He founds the sect of A Enlists, a theology of radical nonconformity that holds wind or spirit to be the origin of all things. Filled with this wind of inspiration, Jack is driven to ridiculous excess.

A copy of his father’s will turns into an object of superstitious veneration. He introduces a new deity known as Babel by some and as Chaos by others. Its shrine is visited by many pilgrims. He covers roguish tricks with shows of devotion.

He is strongly averse to music and painting. Jack’s nonconformity and dissent are clearly as destructive as Peter’s papistry. Both rationalism and emotionalism, as well as both authoritarianism and individualism, turn into religious egotism that perverts and corrupts the simple wishes of the father. Jack allegorically represents John Calvin.


Martin, the third brother, who provides the satiric norm and is as such the least developed and the least interesting of the three. His moderation in all things and sweet reasonableness do not incite the reader’s interest, as does the psychopathology of Peter and Jack.

Representing Martin Luther and the Church of England, Martin lacks the vitality that animates the radical cause and paranoia of his brothers.

The difference is most noticeable in the way he divests his coat of the ornaments that Peter had persuaded his brothers to add. His reformation of the coat proceeds cautiously and discerningly. In contrast, Jack in his impassioned zeal rips not only the decorations but the garment itself, until there is little left of it.

When Martin eventually settles in the north, he kindles the wrath of Peter when the people begin to shift their allegiance and financial support from one brother to the other.

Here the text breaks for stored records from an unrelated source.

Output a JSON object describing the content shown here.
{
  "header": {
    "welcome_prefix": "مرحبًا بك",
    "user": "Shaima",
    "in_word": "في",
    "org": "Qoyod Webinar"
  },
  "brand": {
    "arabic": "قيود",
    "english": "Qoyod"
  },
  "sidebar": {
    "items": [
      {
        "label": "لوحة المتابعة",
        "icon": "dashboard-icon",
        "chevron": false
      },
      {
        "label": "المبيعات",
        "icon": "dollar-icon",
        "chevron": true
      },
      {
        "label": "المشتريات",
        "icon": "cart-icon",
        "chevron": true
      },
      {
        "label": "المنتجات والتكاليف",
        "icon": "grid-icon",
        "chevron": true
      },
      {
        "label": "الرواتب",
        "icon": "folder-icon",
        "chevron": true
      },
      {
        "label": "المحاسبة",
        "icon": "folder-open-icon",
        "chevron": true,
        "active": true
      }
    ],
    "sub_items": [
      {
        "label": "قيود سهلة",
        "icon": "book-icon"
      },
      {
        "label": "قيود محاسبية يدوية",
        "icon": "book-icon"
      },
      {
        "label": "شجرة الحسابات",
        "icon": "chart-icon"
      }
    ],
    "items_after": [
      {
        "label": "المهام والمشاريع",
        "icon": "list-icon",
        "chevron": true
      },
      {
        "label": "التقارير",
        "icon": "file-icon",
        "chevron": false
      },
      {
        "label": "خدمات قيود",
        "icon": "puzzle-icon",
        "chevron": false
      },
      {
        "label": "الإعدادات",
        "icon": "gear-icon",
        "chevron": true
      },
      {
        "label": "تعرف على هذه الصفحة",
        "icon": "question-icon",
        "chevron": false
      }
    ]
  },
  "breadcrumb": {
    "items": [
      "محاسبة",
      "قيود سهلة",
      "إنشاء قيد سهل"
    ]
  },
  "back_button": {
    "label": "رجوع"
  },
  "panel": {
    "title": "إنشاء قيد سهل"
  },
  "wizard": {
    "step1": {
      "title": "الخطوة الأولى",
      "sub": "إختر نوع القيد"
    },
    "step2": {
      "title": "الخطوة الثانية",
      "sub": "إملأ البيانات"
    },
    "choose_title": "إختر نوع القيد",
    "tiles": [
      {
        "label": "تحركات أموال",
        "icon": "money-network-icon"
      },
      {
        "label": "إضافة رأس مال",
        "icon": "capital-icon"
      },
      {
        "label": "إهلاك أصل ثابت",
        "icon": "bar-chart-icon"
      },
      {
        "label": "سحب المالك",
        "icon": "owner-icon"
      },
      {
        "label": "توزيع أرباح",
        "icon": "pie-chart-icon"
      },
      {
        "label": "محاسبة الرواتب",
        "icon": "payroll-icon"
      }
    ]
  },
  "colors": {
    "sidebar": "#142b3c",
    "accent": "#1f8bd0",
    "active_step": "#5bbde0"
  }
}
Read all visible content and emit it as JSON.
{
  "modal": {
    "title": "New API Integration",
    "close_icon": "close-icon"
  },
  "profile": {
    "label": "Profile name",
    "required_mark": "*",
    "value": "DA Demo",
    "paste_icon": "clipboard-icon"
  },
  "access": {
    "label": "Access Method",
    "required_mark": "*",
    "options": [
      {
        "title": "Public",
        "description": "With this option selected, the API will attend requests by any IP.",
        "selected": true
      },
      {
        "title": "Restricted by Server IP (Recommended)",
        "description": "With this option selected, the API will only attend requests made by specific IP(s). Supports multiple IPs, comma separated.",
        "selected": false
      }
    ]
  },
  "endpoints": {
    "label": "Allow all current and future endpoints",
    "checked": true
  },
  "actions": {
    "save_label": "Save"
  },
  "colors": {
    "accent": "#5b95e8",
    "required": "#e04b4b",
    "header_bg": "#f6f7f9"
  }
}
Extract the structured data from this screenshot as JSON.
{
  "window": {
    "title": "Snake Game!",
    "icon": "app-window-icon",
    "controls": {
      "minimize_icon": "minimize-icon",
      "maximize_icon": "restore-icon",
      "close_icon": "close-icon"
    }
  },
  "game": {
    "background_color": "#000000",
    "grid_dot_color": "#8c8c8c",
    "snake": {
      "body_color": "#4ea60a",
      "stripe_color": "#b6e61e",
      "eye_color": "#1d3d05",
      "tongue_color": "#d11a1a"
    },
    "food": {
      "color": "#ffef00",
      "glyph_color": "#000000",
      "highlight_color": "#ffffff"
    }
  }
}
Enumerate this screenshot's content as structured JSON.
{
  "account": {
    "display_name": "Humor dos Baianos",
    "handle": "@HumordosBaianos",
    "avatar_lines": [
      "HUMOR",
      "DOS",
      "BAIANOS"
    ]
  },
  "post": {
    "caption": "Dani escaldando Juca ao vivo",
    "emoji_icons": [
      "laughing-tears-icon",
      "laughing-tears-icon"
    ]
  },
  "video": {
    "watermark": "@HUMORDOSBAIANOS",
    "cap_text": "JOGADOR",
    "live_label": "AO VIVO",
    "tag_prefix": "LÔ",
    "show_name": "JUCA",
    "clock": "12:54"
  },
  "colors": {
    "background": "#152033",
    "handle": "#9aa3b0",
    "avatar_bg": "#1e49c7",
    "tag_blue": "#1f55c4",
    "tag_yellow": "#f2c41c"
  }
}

Bloody battles erupt and the relationship between the three brothers is strained further until permanent alienation ensues.